Tuesday, October 18, 2011

kids cookery : chicken pasty

There are many recipes for a variety of medieval pastries that use meat fillings.  They are each unique- some savory, some sweet- but in general, you can think of them as the medieval version of the pot pie, just without all that unhealthy gravy.

Pasties are a fun medieval food for kids because of their very nature- the idea of little dough balls filled with delicious food is pretty cool.  The trick is to let them know what is inside, especially picky eaters.  An even better option, to seal the deal, is to let them taste the filling before you place it in the dough- so they can dictate whether it's good or needs more of something.  Don't go overboard with medieval flavor combinations that modern palate's aren't used to.

The recipe below uses chicken, but any meat will do.  White meats takes better to the process than red meats, but it's all in how you prepare it.  If you and your children are adventurous, try experimenting with other ingredients, like fish.  The basic recipe below uses inexpensive ingredients, so if it doesn't quite work out, you're not out a hefty chunk of change.

Pasties also travel well, and don't necessarily need to be served warm (just be sure to adhere to safe food practices- they should still be transported in a cooler, and not left sitting out too long).  They are certainly a make-ahead food, but you can place them in a dutch oven over a fire (or camp stove) to warm them up if you think they'd taste better that way.

The following recipe is portioned for older children and adults, but you can make smaller portions for younger children just by using smaller pieces of dough and smaller spoonfuls of filling.  One of the large pasties below is a serving.  You can also substitute the raw meat for canned meat- just make sure that you drain it well.
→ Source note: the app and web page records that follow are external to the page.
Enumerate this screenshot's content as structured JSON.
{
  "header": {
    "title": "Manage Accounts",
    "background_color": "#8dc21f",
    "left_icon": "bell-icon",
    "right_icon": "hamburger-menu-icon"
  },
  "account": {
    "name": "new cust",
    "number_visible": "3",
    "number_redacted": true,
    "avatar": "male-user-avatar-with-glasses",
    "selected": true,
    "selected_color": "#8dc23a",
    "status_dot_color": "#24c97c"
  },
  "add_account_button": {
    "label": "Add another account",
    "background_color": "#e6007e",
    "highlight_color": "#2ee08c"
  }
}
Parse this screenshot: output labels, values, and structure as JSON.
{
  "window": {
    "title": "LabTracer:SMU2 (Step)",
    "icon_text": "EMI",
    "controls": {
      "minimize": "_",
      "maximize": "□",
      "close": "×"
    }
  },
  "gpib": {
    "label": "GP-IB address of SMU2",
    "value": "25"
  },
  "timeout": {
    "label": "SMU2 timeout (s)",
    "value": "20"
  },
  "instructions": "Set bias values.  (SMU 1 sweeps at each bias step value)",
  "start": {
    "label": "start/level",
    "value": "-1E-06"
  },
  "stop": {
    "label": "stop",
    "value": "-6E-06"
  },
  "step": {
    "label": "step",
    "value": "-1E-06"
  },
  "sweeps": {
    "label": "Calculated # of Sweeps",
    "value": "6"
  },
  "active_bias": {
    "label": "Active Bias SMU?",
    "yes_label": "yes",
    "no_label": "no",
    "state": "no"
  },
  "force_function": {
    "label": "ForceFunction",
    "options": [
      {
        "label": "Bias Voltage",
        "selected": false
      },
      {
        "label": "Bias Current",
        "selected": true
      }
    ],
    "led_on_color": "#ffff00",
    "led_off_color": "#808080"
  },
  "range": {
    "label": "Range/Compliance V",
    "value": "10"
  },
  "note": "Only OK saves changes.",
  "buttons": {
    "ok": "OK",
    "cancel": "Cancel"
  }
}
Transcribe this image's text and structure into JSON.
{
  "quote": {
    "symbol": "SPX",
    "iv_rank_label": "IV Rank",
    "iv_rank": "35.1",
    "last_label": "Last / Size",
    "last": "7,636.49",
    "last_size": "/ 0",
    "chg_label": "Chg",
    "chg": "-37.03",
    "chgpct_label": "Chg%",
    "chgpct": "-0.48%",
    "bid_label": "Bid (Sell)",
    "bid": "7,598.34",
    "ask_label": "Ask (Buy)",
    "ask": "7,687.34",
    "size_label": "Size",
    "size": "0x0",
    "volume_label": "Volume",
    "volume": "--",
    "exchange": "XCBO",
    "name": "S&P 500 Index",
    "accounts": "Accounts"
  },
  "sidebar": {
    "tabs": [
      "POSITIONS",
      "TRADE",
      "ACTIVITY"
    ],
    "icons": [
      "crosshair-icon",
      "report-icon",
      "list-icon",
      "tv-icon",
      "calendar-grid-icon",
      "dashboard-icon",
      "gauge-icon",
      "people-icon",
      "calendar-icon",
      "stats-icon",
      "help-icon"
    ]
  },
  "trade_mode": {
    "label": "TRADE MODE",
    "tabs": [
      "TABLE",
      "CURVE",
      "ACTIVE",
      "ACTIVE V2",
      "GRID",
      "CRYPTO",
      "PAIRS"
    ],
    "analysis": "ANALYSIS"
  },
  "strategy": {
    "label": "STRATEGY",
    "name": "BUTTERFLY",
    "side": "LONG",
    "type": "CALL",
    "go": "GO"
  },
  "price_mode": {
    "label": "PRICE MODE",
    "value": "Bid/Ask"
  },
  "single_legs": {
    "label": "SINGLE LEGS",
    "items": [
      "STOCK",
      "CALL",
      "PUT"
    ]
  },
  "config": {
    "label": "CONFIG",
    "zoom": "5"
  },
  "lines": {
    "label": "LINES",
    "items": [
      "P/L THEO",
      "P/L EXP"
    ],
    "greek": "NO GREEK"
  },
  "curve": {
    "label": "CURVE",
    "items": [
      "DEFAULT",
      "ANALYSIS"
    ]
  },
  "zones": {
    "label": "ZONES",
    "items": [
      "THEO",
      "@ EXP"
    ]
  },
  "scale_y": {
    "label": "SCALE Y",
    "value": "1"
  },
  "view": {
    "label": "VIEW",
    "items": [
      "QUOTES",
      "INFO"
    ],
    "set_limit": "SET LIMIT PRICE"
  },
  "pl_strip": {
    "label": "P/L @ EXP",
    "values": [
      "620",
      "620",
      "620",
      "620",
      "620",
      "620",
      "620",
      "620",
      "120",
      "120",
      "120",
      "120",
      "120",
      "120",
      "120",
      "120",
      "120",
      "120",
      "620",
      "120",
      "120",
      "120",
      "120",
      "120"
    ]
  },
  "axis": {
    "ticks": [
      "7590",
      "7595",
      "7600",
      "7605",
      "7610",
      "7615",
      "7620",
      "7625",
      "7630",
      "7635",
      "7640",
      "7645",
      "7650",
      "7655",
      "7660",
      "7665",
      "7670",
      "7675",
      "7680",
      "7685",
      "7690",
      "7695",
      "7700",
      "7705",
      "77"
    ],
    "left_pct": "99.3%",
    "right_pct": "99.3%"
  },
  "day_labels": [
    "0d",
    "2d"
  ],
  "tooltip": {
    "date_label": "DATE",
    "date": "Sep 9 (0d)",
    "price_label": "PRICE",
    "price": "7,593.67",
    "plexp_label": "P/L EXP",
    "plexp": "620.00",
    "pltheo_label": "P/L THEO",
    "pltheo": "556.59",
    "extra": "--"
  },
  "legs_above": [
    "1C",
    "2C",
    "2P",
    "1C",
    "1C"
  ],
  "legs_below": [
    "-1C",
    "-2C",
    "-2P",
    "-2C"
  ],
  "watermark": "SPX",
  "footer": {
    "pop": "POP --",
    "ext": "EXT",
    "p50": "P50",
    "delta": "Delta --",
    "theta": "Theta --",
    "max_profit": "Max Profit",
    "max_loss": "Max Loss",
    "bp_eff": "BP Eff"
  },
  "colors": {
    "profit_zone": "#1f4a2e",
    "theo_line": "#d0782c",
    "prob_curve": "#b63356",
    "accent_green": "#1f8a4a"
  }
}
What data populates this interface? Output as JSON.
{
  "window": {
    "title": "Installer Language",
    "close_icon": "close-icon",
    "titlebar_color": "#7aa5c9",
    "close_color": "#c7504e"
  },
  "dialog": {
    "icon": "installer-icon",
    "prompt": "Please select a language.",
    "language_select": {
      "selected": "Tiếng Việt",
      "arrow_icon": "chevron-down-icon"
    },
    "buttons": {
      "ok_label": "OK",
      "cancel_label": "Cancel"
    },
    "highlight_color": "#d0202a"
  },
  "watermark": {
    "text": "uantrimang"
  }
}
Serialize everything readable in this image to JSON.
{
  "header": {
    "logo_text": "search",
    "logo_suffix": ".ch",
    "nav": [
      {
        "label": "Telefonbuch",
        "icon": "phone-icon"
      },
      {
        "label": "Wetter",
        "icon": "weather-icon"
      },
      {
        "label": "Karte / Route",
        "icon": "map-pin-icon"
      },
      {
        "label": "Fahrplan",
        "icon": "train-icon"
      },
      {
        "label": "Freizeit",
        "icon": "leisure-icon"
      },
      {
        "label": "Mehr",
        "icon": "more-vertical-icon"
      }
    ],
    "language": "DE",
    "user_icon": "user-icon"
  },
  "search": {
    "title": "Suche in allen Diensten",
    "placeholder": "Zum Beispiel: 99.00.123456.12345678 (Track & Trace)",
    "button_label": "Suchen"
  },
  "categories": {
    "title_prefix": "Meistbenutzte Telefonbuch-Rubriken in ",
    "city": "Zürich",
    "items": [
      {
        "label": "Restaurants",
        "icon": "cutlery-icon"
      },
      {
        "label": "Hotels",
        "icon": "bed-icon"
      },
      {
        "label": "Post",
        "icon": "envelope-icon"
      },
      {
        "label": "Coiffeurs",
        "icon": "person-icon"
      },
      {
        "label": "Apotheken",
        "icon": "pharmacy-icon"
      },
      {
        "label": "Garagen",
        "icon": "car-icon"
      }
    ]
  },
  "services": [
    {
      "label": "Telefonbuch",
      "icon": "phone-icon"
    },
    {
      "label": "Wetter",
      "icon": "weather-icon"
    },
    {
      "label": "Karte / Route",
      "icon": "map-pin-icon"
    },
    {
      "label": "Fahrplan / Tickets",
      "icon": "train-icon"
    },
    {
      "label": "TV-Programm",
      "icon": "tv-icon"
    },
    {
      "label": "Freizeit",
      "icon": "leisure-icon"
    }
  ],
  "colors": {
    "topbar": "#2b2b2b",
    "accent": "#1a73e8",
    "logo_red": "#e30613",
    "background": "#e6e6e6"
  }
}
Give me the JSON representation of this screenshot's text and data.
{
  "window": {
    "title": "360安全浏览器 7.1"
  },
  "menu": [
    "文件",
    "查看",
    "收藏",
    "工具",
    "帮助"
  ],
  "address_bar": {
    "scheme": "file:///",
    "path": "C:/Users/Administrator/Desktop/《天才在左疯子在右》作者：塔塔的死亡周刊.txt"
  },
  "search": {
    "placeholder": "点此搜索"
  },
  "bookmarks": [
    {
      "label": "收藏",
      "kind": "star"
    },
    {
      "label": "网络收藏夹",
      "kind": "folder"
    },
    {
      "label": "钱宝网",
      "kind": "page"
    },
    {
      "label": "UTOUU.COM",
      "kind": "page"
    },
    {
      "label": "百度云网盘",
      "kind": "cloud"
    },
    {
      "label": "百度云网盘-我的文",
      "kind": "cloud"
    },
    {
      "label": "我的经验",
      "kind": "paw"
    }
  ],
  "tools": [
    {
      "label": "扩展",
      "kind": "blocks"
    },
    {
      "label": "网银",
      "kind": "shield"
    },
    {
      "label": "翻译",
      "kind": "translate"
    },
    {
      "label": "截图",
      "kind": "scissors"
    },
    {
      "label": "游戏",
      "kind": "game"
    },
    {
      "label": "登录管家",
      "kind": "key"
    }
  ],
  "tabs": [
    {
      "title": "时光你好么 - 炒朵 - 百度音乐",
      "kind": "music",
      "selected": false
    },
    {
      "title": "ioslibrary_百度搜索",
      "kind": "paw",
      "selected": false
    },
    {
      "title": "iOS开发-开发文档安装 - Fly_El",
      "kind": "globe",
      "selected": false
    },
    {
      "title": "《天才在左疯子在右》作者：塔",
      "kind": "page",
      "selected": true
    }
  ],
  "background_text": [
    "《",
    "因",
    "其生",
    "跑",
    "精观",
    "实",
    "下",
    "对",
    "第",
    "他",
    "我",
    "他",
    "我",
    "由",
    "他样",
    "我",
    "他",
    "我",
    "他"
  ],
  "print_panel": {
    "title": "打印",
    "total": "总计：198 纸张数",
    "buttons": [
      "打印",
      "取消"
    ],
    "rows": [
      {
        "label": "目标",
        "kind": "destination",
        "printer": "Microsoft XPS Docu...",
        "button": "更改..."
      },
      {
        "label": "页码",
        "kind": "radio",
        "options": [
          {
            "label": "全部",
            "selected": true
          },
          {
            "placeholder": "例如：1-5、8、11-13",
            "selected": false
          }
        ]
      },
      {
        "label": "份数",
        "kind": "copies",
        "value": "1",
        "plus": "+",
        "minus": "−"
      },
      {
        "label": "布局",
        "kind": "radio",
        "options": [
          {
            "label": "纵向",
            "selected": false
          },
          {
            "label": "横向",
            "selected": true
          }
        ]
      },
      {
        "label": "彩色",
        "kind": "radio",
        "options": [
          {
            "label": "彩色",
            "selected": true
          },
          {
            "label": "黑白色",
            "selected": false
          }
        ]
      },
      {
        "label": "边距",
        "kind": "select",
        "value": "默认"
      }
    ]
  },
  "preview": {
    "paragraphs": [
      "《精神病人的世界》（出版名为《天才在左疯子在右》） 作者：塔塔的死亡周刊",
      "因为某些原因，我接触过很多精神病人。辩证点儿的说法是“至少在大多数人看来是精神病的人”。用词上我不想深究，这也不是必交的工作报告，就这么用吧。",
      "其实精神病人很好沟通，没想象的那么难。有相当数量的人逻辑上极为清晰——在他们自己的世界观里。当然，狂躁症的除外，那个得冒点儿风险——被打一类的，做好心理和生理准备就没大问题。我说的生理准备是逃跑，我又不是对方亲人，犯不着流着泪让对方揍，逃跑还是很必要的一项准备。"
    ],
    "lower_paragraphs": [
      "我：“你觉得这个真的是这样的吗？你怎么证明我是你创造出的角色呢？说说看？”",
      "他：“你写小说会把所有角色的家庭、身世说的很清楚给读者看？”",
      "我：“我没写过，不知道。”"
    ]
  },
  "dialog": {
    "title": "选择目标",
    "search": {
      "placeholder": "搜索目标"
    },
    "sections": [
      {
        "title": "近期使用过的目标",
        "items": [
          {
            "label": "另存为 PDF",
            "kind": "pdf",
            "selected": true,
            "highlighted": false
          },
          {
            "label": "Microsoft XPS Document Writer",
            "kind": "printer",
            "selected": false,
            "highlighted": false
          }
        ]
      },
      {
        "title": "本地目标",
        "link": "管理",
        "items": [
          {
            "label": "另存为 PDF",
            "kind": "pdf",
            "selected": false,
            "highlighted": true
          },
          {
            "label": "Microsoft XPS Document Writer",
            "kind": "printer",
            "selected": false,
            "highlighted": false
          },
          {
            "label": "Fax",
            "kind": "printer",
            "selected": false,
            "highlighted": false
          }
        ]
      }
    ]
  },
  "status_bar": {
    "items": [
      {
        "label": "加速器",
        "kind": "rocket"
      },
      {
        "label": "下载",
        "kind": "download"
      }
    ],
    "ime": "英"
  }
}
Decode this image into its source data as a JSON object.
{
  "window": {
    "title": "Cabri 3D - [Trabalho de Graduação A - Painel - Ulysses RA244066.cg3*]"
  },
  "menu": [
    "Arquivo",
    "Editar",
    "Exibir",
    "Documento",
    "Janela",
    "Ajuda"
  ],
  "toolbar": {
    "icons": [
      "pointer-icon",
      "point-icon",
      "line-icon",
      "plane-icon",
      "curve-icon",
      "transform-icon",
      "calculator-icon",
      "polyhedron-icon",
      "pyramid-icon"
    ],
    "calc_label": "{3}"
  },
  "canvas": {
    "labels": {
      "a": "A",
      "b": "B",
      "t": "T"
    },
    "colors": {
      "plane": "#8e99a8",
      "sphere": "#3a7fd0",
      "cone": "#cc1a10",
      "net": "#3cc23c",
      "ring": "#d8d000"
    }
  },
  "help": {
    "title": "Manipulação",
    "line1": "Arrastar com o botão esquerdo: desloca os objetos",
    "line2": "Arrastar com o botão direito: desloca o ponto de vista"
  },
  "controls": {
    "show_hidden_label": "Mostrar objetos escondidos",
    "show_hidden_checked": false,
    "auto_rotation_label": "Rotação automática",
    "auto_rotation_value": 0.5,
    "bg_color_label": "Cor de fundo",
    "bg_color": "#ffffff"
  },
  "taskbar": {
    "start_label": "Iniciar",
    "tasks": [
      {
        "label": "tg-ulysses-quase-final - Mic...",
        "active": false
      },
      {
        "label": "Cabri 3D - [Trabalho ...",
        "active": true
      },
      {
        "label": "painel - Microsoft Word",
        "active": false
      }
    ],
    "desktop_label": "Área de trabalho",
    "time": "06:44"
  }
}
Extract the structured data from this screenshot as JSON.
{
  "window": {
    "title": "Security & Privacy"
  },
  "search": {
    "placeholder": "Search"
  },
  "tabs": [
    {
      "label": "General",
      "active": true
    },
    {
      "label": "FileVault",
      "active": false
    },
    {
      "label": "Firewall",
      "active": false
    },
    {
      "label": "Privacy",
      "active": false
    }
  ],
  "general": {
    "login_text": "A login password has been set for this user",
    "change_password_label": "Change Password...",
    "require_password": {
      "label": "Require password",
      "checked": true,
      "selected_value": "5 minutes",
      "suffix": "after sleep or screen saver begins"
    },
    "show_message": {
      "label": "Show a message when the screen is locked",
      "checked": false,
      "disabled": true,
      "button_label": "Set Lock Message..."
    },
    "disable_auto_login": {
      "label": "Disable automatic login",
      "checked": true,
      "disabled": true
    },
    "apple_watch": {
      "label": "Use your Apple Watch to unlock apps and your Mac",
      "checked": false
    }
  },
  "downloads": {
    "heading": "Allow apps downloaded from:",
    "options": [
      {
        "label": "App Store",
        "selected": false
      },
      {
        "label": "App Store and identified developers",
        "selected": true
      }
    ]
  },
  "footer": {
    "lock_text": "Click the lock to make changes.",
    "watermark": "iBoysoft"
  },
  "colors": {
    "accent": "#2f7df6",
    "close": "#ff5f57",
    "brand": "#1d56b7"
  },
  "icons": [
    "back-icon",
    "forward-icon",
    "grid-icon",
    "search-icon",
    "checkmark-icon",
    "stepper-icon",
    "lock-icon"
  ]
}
To make chicken pasties for 4, you'll need:
  • 1 tube of prepared croissant dough (like Pillsbury)
  • 1 boneless, skinless chicken breast, cubed into about 1/2" pieces, or smaller
  • 1/2 small onion, chopped
  • 1/4 green bell pepper (optional), chopped
  • cream cheese (about half a regular Philadelphia brand block) softened
  • garlic powder to taste
  • black pepper to taste
  • (seasoning for chicken if desired - I recommend a small amount of powder douce)
  • Butter or olive oil for cooking
In a skillet on medium heat, cook the onion and seasoned (if using) chicken with butter/oil.  When the chicken is mostly cooked on the outside (though not yet cooked through), toss in the green pepper, garlic and pepper.  Stir often until the onion is transparent and the chicken is no longer raw.  Remove from heat and set aside to cool slightly.  Open the croissant dough and create four squares (using two triangles each, pushed together to connect them), and lay out on a non-stick baking sheet.  Cut off patties of cream cheese and press them with your fingers to flatten them out.  Place one flattened patty on each dough square. Divide the chicken mixture into four parts and place one on each dough square (the dough will stretch some, but don't over fill- you may have some extra filling.)  Place another flattened patty of cream cheese on the top of each mound of filling.  One at a time, wrap the dough up around the filling, making sure it's well sealed all around (they actually turn out better if the top is a little messy-looking) and place equally apart on the baking sheet.  Use the baking instructions from the croissant dough package, and add 2 or 3 minutes to account for the filling.  The pastry should be golden brown and the cheese slightly melted (but not soupy!).  Serve forth immediately or refrigerate and serve later (up to 2 days)..
Original Recipe from with my modifications.